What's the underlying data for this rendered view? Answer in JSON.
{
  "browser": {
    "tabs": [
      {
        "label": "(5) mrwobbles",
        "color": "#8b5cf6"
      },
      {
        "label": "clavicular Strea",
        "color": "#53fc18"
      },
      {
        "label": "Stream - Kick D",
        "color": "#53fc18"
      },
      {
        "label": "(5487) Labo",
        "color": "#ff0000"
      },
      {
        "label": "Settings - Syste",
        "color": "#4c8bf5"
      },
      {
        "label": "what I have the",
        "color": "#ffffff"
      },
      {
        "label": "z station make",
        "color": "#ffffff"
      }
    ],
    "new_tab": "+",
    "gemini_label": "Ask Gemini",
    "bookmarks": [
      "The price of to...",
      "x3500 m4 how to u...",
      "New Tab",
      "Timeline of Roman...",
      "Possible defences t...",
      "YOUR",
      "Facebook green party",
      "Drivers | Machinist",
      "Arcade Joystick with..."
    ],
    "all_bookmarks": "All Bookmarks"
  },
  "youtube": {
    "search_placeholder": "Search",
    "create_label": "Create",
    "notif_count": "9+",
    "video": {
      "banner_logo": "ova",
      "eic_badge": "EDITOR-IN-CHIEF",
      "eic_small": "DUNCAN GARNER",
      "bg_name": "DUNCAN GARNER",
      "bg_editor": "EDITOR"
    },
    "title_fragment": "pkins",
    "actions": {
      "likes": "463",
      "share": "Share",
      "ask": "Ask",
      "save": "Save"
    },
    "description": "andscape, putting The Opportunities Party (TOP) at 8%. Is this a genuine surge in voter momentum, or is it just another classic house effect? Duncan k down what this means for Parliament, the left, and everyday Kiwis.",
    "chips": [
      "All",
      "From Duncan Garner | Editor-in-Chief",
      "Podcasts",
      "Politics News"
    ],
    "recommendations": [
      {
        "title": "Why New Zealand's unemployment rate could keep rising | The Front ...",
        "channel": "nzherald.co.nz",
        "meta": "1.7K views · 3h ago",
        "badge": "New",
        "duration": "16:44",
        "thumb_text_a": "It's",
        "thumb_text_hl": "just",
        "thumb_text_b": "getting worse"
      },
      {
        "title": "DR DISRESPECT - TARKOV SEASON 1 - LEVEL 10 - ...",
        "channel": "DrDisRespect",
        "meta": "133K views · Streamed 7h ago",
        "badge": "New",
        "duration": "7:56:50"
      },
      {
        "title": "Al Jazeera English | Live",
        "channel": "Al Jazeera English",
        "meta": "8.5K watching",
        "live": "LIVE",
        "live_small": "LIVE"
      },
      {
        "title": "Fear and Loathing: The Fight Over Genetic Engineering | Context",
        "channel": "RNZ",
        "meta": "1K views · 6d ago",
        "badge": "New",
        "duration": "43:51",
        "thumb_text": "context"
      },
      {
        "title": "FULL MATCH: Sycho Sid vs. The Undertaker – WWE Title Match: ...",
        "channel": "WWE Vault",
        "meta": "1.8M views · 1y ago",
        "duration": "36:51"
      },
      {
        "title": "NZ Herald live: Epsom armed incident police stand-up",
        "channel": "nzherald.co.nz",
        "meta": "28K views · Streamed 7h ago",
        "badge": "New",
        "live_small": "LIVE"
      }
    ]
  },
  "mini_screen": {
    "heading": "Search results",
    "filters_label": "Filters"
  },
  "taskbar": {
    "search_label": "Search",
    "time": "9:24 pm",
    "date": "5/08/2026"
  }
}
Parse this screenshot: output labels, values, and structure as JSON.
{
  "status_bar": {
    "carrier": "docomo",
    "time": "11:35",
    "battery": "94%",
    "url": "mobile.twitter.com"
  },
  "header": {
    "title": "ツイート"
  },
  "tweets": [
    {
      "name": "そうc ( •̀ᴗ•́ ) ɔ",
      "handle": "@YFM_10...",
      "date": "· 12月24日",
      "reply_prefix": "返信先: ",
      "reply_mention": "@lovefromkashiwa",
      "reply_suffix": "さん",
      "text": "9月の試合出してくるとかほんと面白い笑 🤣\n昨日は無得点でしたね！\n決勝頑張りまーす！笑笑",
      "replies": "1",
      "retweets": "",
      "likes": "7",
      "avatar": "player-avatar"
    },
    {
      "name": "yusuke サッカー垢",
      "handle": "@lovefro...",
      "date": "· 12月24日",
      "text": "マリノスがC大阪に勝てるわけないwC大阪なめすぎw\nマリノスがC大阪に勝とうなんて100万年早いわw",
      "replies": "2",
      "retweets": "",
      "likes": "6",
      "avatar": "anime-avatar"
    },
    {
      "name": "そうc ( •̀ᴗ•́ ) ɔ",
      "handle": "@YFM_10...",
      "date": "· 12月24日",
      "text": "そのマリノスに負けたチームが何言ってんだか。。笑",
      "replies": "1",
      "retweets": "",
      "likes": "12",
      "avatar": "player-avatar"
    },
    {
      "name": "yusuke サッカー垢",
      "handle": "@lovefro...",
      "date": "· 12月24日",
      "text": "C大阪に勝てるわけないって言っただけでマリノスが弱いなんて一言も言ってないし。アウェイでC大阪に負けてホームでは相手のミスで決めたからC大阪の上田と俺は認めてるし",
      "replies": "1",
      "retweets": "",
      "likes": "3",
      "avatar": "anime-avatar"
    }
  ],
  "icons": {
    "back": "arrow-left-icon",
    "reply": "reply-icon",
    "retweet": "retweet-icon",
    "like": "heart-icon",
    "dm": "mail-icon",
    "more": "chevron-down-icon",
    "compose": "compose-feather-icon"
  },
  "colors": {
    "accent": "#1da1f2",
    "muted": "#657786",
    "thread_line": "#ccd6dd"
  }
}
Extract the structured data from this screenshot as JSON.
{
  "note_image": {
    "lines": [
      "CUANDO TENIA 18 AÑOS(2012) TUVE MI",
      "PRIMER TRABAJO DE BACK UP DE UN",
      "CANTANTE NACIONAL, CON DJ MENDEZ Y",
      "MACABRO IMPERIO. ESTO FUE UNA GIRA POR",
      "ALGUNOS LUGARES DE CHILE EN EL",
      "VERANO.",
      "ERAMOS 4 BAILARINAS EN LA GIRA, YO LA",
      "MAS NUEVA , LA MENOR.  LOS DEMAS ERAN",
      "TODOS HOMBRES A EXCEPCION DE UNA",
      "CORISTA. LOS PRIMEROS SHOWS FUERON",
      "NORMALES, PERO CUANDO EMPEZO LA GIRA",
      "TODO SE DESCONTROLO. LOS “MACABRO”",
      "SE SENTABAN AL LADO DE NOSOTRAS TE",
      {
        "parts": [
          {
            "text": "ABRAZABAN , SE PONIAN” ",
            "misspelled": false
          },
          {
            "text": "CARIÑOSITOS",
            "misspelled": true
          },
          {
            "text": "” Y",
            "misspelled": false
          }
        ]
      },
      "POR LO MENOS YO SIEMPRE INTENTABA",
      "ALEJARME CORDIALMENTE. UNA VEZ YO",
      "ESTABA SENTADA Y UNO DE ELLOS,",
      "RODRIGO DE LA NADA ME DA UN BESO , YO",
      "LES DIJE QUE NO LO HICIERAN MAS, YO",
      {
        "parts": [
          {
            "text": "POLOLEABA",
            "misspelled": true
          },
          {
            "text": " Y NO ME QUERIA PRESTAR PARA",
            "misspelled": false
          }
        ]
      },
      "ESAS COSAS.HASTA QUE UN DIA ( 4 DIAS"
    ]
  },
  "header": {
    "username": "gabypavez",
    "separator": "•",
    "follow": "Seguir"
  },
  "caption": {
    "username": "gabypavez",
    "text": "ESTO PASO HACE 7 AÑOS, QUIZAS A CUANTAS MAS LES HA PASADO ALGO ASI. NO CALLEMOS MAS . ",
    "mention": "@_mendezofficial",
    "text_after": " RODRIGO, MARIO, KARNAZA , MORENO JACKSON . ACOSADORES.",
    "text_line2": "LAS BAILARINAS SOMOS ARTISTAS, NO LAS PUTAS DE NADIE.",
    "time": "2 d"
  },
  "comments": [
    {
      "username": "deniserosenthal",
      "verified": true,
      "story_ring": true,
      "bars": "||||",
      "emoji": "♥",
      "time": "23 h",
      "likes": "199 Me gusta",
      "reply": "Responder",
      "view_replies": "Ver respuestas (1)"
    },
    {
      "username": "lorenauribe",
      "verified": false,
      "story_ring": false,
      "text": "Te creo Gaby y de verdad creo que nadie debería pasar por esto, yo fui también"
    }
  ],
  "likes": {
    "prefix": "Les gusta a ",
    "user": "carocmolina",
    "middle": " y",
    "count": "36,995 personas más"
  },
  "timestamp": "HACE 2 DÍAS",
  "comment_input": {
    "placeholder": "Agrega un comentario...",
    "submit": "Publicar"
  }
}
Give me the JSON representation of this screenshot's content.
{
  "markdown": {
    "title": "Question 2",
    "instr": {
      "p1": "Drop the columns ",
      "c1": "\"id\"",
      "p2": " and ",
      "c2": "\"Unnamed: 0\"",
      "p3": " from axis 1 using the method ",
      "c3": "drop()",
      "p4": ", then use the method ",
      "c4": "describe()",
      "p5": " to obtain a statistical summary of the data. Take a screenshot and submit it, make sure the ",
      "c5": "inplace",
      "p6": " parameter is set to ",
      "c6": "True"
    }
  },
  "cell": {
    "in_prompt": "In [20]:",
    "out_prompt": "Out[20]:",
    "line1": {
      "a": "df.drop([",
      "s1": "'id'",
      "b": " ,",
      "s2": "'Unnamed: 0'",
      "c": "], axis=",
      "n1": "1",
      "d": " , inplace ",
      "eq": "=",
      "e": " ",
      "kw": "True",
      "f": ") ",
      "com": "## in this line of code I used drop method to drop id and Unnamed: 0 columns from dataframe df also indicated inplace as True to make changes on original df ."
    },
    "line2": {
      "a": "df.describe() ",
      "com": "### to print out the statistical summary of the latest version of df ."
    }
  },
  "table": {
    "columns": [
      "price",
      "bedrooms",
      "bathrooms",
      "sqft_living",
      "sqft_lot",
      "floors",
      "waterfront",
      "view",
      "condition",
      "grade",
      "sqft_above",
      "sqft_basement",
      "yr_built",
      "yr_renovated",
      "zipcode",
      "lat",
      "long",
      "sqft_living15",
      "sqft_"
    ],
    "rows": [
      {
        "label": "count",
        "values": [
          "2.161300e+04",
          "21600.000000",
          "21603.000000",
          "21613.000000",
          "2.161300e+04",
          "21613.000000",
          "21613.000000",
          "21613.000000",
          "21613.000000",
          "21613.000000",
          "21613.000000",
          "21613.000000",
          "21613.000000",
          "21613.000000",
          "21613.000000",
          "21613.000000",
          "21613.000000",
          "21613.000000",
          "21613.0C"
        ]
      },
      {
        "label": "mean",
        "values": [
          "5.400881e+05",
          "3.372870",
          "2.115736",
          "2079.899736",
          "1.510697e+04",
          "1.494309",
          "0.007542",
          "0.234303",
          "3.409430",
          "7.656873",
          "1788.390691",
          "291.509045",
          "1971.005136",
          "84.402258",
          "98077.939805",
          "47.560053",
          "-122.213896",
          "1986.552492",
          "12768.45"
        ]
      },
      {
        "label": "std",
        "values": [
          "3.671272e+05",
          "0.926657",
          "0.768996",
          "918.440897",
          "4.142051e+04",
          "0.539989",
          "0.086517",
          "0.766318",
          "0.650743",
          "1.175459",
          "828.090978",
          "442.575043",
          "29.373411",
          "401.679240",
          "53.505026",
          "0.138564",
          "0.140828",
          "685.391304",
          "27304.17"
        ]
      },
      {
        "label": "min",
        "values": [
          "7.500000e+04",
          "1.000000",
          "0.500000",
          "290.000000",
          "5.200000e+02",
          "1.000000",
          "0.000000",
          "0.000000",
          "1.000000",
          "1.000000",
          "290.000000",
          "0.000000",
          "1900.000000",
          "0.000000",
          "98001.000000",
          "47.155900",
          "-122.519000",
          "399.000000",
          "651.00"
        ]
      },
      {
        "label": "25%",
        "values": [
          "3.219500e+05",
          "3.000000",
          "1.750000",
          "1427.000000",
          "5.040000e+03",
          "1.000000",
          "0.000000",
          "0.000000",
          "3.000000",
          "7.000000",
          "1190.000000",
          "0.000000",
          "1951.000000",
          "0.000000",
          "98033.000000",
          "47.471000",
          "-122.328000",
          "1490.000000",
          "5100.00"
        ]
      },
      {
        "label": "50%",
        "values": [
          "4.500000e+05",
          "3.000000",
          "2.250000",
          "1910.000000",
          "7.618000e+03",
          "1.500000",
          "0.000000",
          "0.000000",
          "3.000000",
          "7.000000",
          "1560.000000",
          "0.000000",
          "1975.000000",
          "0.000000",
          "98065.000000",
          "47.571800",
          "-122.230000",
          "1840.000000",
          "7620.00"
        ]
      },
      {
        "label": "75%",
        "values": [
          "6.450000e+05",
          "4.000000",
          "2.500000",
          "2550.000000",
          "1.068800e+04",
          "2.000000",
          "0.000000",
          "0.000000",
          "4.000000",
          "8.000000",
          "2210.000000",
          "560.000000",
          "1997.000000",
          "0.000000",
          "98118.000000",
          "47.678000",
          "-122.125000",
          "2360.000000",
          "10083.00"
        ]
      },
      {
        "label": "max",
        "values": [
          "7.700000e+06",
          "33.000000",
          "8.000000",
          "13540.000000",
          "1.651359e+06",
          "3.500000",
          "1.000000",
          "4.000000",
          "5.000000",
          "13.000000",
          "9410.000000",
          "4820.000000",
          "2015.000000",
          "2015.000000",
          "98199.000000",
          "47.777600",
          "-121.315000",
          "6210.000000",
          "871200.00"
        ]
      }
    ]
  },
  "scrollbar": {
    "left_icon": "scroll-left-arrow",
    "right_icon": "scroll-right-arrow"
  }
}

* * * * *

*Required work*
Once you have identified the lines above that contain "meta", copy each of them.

*Problem solution*
        "meta": "1.7K views · 3h ago",
        "meta": "133K views · Streamed 7h ago",
        "meta": "8.5K watching",
        "meta": "1K views · 6d ago",
        "meta": "1.8M views · 1y ago",
        "meta": "28K views · Streamed 7h ago",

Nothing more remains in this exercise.